As we discussed yesterday, my past experience working in chemistry labs and academic research as an undergraduate distinguishes me as a candidate for this position. After learning more about the Research Assistant position, I am confident that my leadership experience, paired with my commitment to becoming a valuable asset to your team, would make me an excellent fit. 

I am interested in continuing through the interview process and look forward to hearing from you about the next step in the process. Thank you again for your time and consideration.


[Your name]

Letters of Recommendation

Typically, you will need 2-3 letters of recommendation when applying to graduate school, fellowships, scholarships or academic programs. Use professional references, including present or past faculty, supervisors or other academic references. Professors you worked with closely will be able to write the strongest letters for you. Start building relationships early in your college career!

  • Many students are nervous to ask their professors to write them letters of recommendation, thinking that it is a burden. This is not true! Professors have built their careers on letters from other people and most are happy to pay it forward to the next generation.
  • You can start the conversation through email or by going to the professor’s office hours.
  • Remember to give your letter writers at least 4 weeks to write your letter as it can be a time-consuming process.
  • These letters should be as personalized as possible. Choose your references wisely. Sometimes it is helpful to discuss with a coach how to ask for Letters of Recommendation.
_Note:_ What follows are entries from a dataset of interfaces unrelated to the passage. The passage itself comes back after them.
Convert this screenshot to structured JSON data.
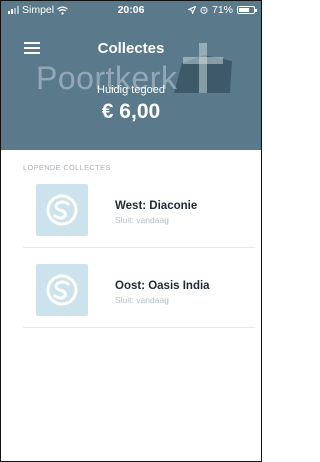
{
  "status_bar": {
    "carrier": "Simpel",
    "time": "20:06",
    "battery": "71%",
    "battery_level": 0.71
  },
  "header": {
    "title": "Collectes",
    "logo_text": "Poortkerk",
    "credit_label": "Huidig tegoed",
    "credit_amount": "€ 6,00",
    "background_color": "#5a7a8c"
  },
  "section": {
    "title": "LOPENDE COLLECTES"
  },
  "collections": [
    {
      "name": "West: Diaconie",
      "closes": "Sluit: vandaag"
    },
    {
      "name": "Oost: Oasis India",
      "closes": "Sluit: vandaag"
    }
  ],
  "icons": {
    "menu": "hamburger-icon",
    "collection": "s-logo-icon",
    "location": "location-arrow-icon",
    "alarm": "alarm-icon"
  }
}
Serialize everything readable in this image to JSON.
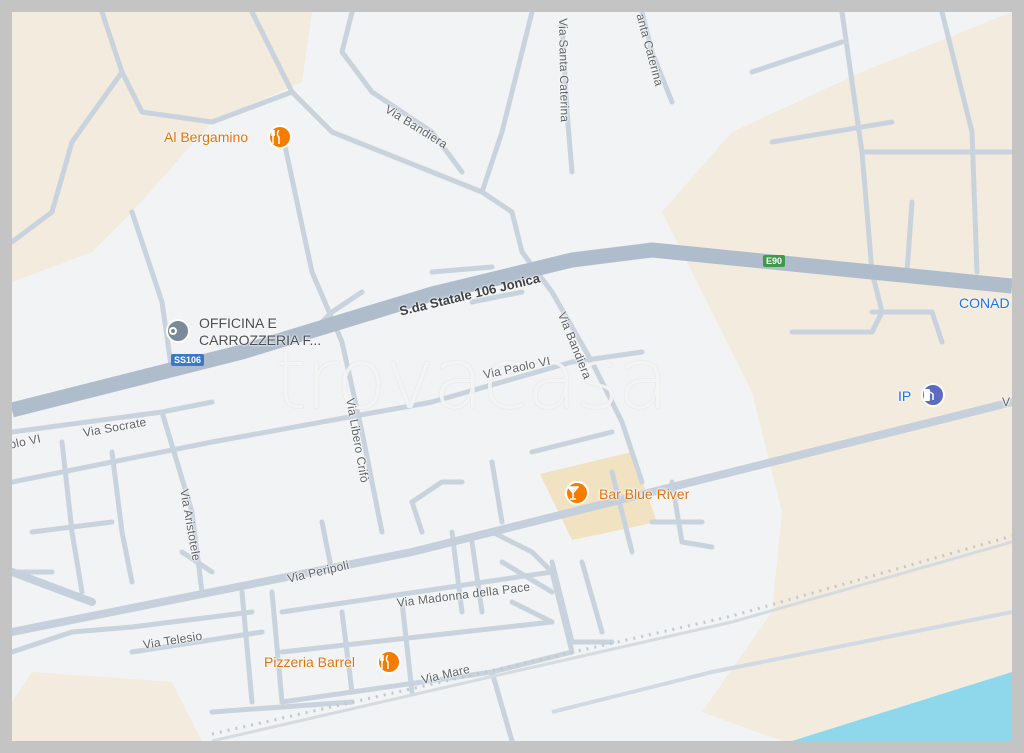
{
  "colors": {
    "land": "#f1f3f4",
    "sand": "#f5ecdd",
    "road": "#c9d3de",
    "highway": "#aebccb",
    "sea": "#8fd8ec",
    "poi_orange": "#e8710a",
    "poi_blue": "#1a73e8"
  },
  "watermark": "trovacasa",
  "highway": {
    "name": "S.da Statale 106 Jonica",
    "shield_ss": "SS106",
    "shield_e": "E90"
  },
  "streets": {
    "santa_caterina_1": "Via Santa Caterina",
    "santa_caterina_2": "anta Caterina",
    "bandiera_1": "Via Bandiera",
    "bandiera_2": "Via Bandiera",
    "paolo_vi_1": "Via Paolo VI",
    "paolo_vi_2": "olo VI",
    "socrate": "Via Socrate",
    "libero_crifo": "Via Libero Crifò",
    "aristotele": "Via Aristotele",
    "peripoli": "Via Peripoli",
    "madonna_pace": "Via Madonna della Pace",
    "telesio": "Via Telesio",
    "mare": "Via Mare",
    "edge_v": "V"
  },
  "pois": {
    "al_bergamino": {
      "name": "Al Bergamino",
      "icon": "restaurant-icon"
    },
    "officina": {
      "line1": "OFFICINA E",
      "line2": "CARROZZERIA F...",
      "icon": "place-pin-icon"
    },
    "bar_blue_river": {
      "name": "Bar Blue River",
      "icon": "cocktail-bar-icon"
    },
    "pizzeria_barrel": {
      "name": "Pizzeria Barrel",
      "icon": "restaurant-icon"
    },
    "ip": {
      "name": "IP",
      "icon": "gas-station-icon"
    },
    "conad": {
      "name": "CONAD"
    }
  }
}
You can schedule an appointment with our coaches for help.

Letter of Recommendation Request Email Template

Subject line: [Your name] - letter of recommendation

Dear [name of person you’re asking, using their preferred title],

I am writing to ask if you will provide a strong, positive letter of recommendation for me as I apply to [school or program or company and role].

Since my application is due [date], your recommendation needs to be submitted no later than [date needed]. If this timing is not feasible or if you’d rather not write a recommendation, I’d appreciate it if you could let me know as soon as possible so I may reach out to someone else.

[Write a sentence or two talking about your relationship with the person you’re writing and mentioning any details you think they may want to address in your recommendation.]

Example: I learned so much working with you on the [project name] project and I think you know me well enough to provide insight into my experience.

Thank you very much for considering my request. I have attached a copy of my [resume and/or personal statement] for your review. I will send you additional details and instructions for submission if you respond that you are able to write me a letter.

If you have any questions or need any further information from me, please let me know.


[Your name]

Offer Deadline and Salary Negotiation

Sometimes, we need more time to consider the offer we were given and need some assistance with figuring out what to write in an email. These email templates are meant to serve as a starting off point to tailoring your own email asking for an offer deadline extension request or to start the salary negotiation process.

  • Make sure to be clear and formal
  • It’s important you know exactly how much value you can offer an employer before you begin the process of negotiating a salary. Take things such as geographical location, career level, education level and skills into account!

Offer Negotiation Email Templates

Look at the different templates available to see which one suits your situation the best:

Offer Deadline and Salary Negotiation Email Templates

Final Note

There are many more forms of written communication that you will likely come across, but they all follow similar best practices. Always make sure to know the context of the professional setting you are walking into and double-check!

Need Help Crafting an Email?

Make an Appointment with a CNS Career Coach